  3. Hell yes or no. (This phrase I got from Derek Sivers not cal, same idea)
    “I, too, am incredibly cautious about my use of the most dangerous word in one’s productivity vocabulary: “yes.” Cal used to say “talk to me after tenure”… LOL
    Again, focus on the wildly important. Everything else is a no.
    Adopt a scarcity mindset with your time. Don’t casually hop on a call, grab a coffee. Either say no or make sure there is a clear agenda and predetermined end-time for every meeting.
  4. Become hard to reach
    This is probably more useful for people like Cal who get many requests in day. If I get more than one email a day from a friend/colleague/fan I’m very happy about that and more than happy to respond haha.
    The mindset is worth adopting though, and probably the restrictive contact policies in the future.
    Strategies for being harder to reach:
    A. Make people who send you mail do more work.
    i.e. Require a $10+ donation to a charity to email you
    i.e. have an intimidating contact message like “If you have an offer, opportunity, or introduction that might make my life more interesting, e-mail me at interesting [at] blah dot com.
    i.e. detailed FAQ page before your contact page
    This is a sender filter, reduce the number of pointless exchange and increase the value of what you get

B. Do more work when you send or reply to email
LOVE this one. Don’t just dash off a quick reply so you can check something off your to-do list, take the time to write your emails in a way that minimizes back and forth and anticipates it.
Rather than “Coffee sounds great! When are you free?”
Try: “I’d love to grab coffee. Let’s meet at the Starbucks on campus. Below I listed two days next week when I’m free. For each day, I listed three times. If any of those day and time combinations work for you, let me know. I’ll consider your reply confirmation for the meeting. If none of those date and time combinations work, give me a call at the number below and we’ll hash out a time that works. Looking forward to it.” (Pg. 249)
You can change the tone to your own of course, the idea stands.

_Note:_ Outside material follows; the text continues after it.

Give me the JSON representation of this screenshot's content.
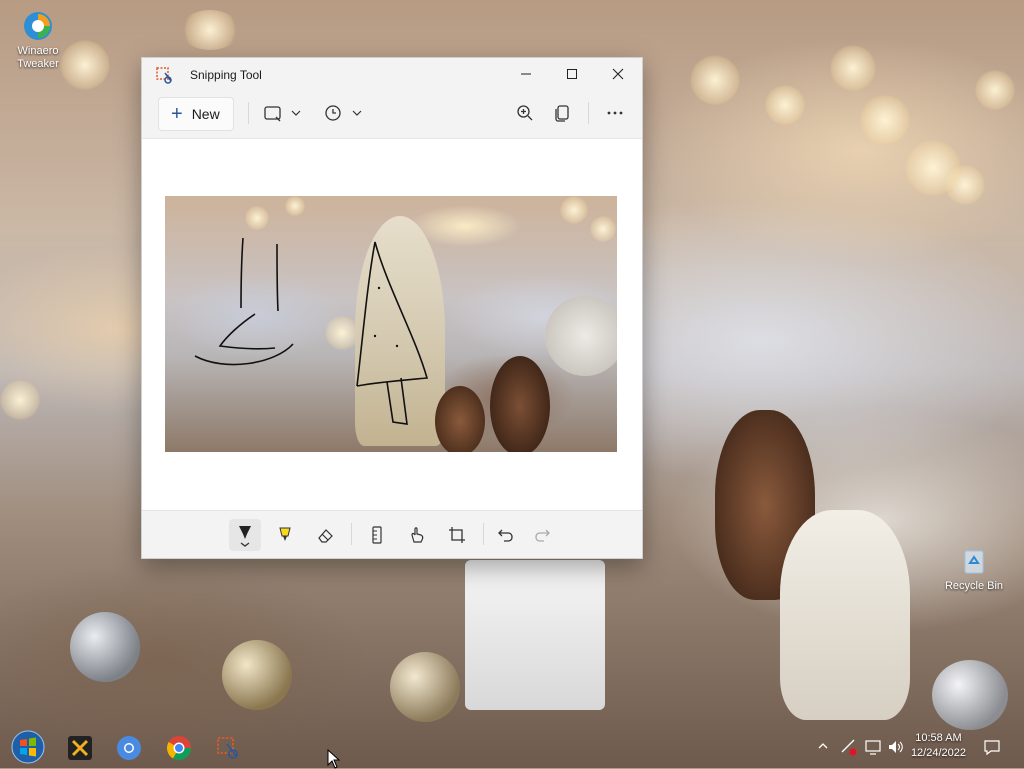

C. Don’t respond
Make your default behavior a no-reply. The mindset “It’s the sender’s responsibility to convince the receiver that a reply is worth their time”
So don’t reply to anything unless you’re thoroughly convinced that it’s worthwhile
Don’t reply if: “
• It’s ambiguous or otherwise makes it hard for you to generate a reasonable response.
• It’s not a question or proposal that interests you.
• Nothing really good would happen if you did respond and nothing really bad would happen if you didn’t.”


“Bill Gates was a serial obsessor” Difference between Gates and Paul Allen was focus.
Deep Work is not a moral code, just a pragmatic way of gettin valuable things done.

“Deep work is important, in other words, not because distraction is evil, but because it enabled Bill Gates to start a billion-dollar industry in less than a semester.”

Cal discusses his own need for Deep Work. Best-selling author, dad of 3, husband, full time professor, academic researcher, podcaster, blogger… This is how he does it.

Point of the book: Deep Work is way more powerful than most people understand.